The Weimar Constitution abolished any “state church”. This means the separation of secular and religious spheres and creates on the other hand the constitutional space for the autonomy of the churches. Art 137.3 of the Weimar Constitution forms the concrete legal basis for the autonomy of the churches incorporated in German constitutional law. The content of this autonomy has been unfolded by some landmark decisions of the Federal Constitutional Court. According to this jurisdiction the church is autonomous in organisation and administration. This autonomy is not only limited to the inner organisation of the churches but encompasses all institutions related with the church independent of their legal form. Only precondition is an inner relation to the religious mission of the church. Whether such an inner relation exists is not to be determined by state institutions, most importantly by the courts. It is solely up to the churches to determine the scope and limit of its religious mission.
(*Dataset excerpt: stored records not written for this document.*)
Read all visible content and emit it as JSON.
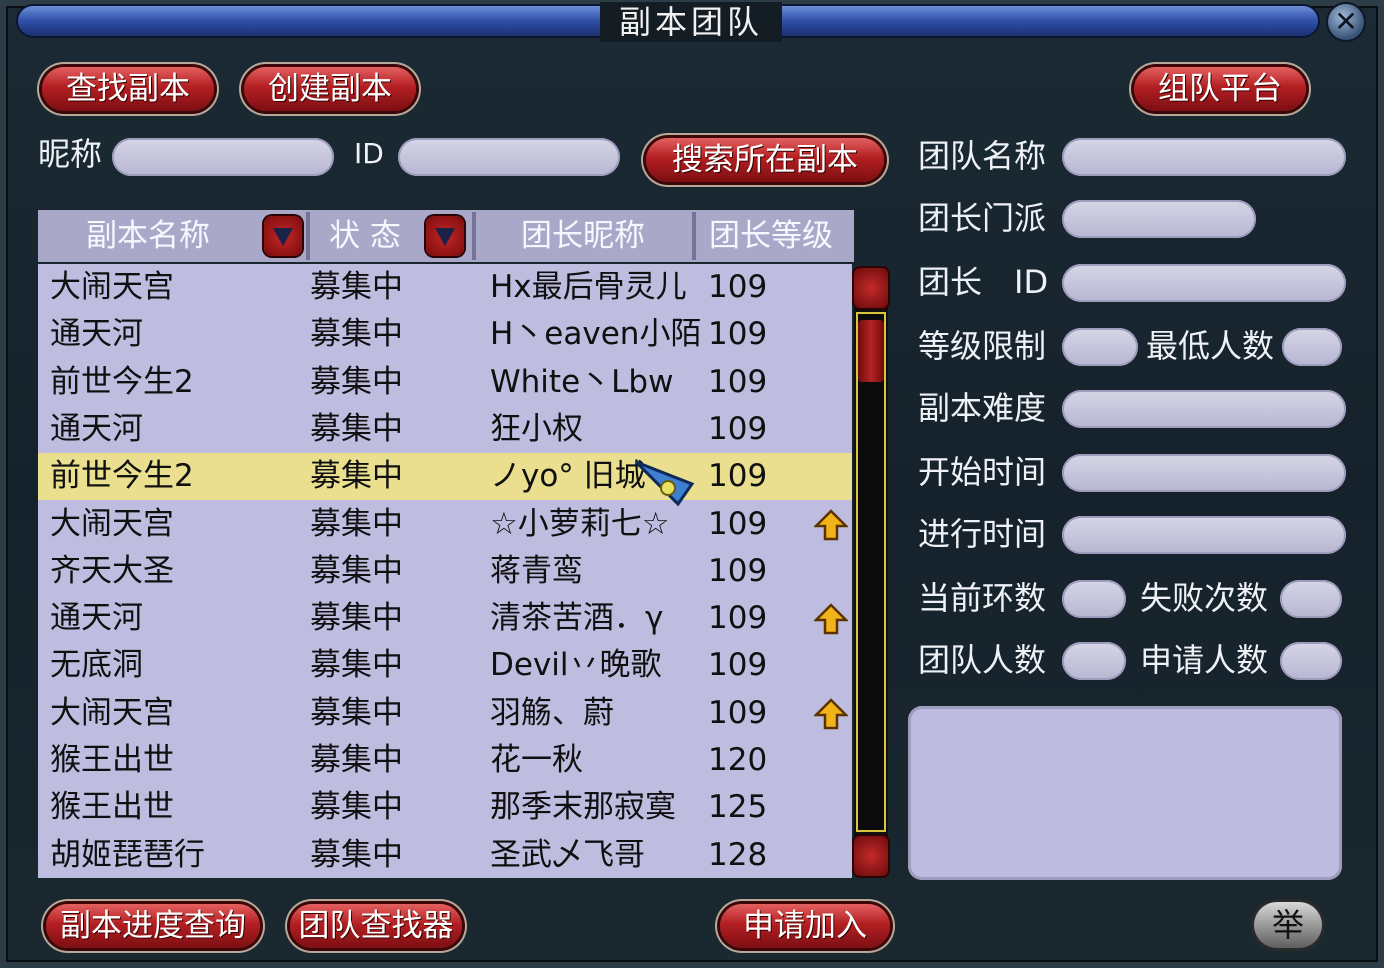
{
  "window": {
    "title": "副本团队",
    "close_icon": "close-icon"
  },
  "top_buttons": {
    "find": "查找副本",
    "create": "创建副本",
    "platform": "组队平台"
  },
  "search": {
    "nickname_label": "昵称",
    "id_label": "ID",
    "nickname_value": "",
    "id_value": "",
    "search_button": "搜索所在副本"
  },
  "table": {
    "headers": [
      "副本名称",
      "状 态",
      "团长昵称",
      "团长等级"
    ],
    "rows": [
      {
        "name": "大闹天宫",
        "status": "募集中",
        "leader": "Hx最后骨灵儿",
        "level": "109",
        "up": false,
        "selected": false
      },
      {
        "name": "通天河",
        "status": "募集中",
        "leader": "H丶eaven小陌",
        "level": "109",
        "up": false,
        "selected": false
      },
      {
        "name": "前世今生2",
        "status": "募集中",
        "leader": "White丶Lbw",
        "level": "109",
        "up": false,
        "selected": false
      },
      {
        "name": "通天河",
        "status": "募集中",
        "leader": "狂小权",
        "level": "109",
        "up": false,
        "selected": false
      },
      {
        "name": "前世今生2",
        "status": "募集中",
        "leader": "ノyo° 旧城",
        "level": "109",
        "up": false,
        "selected": true
      },
      {
        "name": "大闹天宫",
        "status": "募集中",
        "leader": "☆小萝莉七☆",
        "level": "109",
        "up": true,
        "selected": false
      },
      {
        "name": "齐天大圣",
        "status": "募集中",
        "leader": "蒋青鸾",
        "level": "109",
        "up": false,
        "selected": false
      },
      {
        "name": "通天河",
        "status": "募集中",
        "leader": "清茶苦酒．γ",
        "level": "109",
        "up": true,
        "selected": false
      },
      {
        "name": "无底洞",
        "status": "募集中",
        "leader": "Devil丷晚歌",
        "level": "109",
        "up": false,
        "selected": false
      },
      {
        "name": "大闹天宫",
        "status": "募集中",
        "leader": "羽觞、蔚",
        "level": "109",
        "up": true,
        "selected": false
      },
      {
        "name": "猴王出世",
        "status": "募集中",
        "leader": "花一秋",
        "level": "120",
        "up": false,
        "selected": false
      },
      {
        "name": "猴王出世",
        "status": "募集中",
        "leader": "那季末那寂寞",
        "level": "125",
        "up": false,
        "selected": false
      },
      {
        "name": "胡姬琵琶行",
        "status": "募集中",
        "leader": "圣武乄飞哥",
        "level": "128",
        "up": false,
        "selected": false
      }
    ]
  },
  "details": {
    "team_name": "团队名称",
    "leader_school": "团长门派",
    "leader_id": "团长　ID",
    "level_limit": "等级限制",
    "min_members": "最低人数",
    "difficulty": "副本难度",
    "start_time": "开始时间",
    "elapsed_time": "进行时间",
    "current_round": "当前环数",
    "fail_count": "失败次数",
    "team_size": "团队人数",
    "apply_count": "申请人数"
  },
  "bottom_buttons": {
    "progress": "副本进度查询",
    "finder": "团队查找器",
    "apply": "申请加入",
    "report": "举"
  }
}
For the Christian Churches it is e.g. accepted that due to the principle of charity all charitable activities like running kindergartens, hospitals etc. are encompassed by the religion mission of the Christian faith. Acts concerning the inner sphere of the church are not acts of public power and thus not regulated by public law.
Given this regulatory autonomy, general provisions of law do not apply to the churches. According to the Federal Constitutional Court the Work Constitution Act [the law governing industrial relations within a company (Betriebsverfassungsgesetz)] e.g., is not applicable to hospitals as employers. The Works Constitution Act contains in this respect a general provision (Sec. 118.1) that exempts from its application all enterprises that are of a directly or predominantly – among others – confessional nature. Another regulation (Sec. 118.2) exempts churches directly from its application.
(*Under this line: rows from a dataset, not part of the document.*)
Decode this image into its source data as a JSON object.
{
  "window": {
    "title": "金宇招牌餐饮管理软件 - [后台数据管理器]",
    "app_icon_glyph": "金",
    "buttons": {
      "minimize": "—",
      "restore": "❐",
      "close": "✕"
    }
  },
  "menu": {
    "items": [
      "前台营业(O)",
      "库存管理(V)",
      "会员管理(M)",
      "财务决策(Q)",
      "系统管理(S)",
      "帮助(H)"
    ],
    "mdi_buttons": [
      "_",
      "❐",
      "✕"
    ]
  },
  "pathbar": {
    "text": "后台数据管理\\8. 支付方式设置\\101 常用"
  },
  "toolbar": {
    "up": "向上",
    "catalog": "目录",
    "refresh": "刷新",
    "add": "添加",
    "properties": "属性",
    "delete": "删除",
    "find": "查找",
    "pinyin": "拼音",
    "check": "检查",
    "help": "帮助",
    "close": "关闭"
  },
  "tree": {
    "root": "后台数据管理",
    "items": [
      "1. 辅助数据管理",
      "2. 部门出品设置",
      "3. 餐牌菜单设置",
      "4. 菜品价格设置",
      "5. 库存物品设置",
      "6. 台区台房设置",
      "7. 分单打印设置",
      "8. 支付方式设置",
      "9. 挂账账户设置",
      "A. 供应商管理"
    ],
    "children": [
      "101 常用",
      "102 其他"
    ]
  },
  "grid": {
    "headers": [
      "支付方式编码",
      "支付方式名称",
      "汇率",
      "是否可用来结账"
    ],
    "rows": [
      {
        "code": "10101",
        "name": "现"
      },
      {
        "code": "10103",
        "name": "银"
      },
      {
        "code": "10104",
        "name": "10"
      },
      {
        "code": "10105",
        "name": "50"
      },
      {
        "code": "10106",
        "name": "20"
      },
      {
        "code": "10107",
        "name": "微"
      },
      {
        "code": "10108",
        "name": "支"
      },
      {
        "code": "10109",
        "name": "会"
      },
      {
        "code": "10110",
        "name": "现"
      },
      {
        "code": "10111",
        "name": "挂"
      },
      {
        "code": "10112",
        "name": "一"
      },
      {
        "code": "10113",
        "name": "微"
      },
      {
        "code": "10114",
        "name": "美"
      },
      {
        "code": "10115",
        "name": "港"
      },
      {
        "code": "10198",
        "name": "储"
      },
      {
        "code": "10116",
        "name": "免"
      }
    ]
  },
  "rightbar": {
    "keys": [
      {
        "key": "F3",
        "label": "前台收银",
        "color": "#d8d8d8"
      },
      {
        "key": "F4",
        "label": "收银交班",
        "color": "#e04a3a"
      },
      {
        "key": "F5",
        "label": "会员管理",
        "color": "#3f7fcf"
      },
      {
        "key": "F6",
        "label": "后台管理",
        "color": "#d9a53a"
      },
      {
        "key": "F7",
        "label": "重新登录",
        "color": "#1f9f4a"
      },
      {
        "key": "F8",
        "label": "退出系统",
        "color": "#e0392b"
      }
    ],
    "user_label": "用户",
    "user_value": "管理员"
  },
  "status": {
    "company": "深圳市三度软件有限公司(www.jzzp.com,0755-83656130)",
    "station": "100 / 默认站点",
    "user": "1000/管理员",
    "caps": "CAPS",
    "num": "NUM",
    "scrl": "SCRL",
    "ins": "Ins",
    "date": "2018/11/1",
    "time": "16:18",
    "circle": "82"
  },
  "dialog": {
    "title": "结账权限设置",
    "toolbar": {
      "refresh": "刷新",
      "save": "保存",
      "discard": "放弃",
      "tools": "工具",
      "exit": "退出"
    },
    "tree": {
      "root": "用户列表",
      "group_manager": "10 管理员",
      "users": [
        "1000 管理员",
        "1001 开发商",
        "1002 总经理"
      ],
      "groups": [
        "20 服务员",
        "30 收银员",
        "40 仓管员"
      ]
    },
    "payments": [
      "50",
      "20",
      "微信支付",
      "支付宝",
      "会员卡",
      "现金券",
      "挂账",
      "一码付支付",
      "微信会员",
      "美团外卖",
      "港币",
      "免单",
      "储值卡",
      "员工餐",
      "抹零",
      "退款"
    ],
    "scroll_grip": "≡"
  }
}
According to Art. 140 Basic Law and Art. 137.3 Weimar Constitution the autonomy of the church is limited by the laws applicable to all. This provision on limitations has been interpreted by the Federal Constitutional Court narrowly. These laws are understood as such laws that have for the church the same meaning as for everybody else. Given the special mission of the churches e.g. the labour laws have not the same meaning for the churches [as] for anybody else. They are thus not able to limit the autonomy of the churches irrespective of this special status.
This special legal position is of considerable practical importance. The Federal Constitutional Court held that the Churches are free to choose the legal form by which they regulate their affairs. If they take advantage of private autonomy, they are in principle under the regiment of general labour law. The special position of the church has, however, to be considered in its application. For example, the church can expect that the employees abide by the special duties of loyalty as determined by the churches. In this determination they are, as indicated, free. It is dependent on the inner structure of the church who is the determining authority and who is not. In a hierarchical structure, it is the authority at the top.
The legal autonomy of the churches finds thus its limit in the laws applicable to all, e.g. the laws regulating the termination of contracts but interpreted in the light of the autonomy of the churches. There are e.g. in consequence special reasons for termination of employment contracts if special duties and obligations to loyalty are violated. Thus a doctor in a religious hospital can be dismissed if she leaves the church or marries a divorced man, if this contradicts the ethos of the church concerned.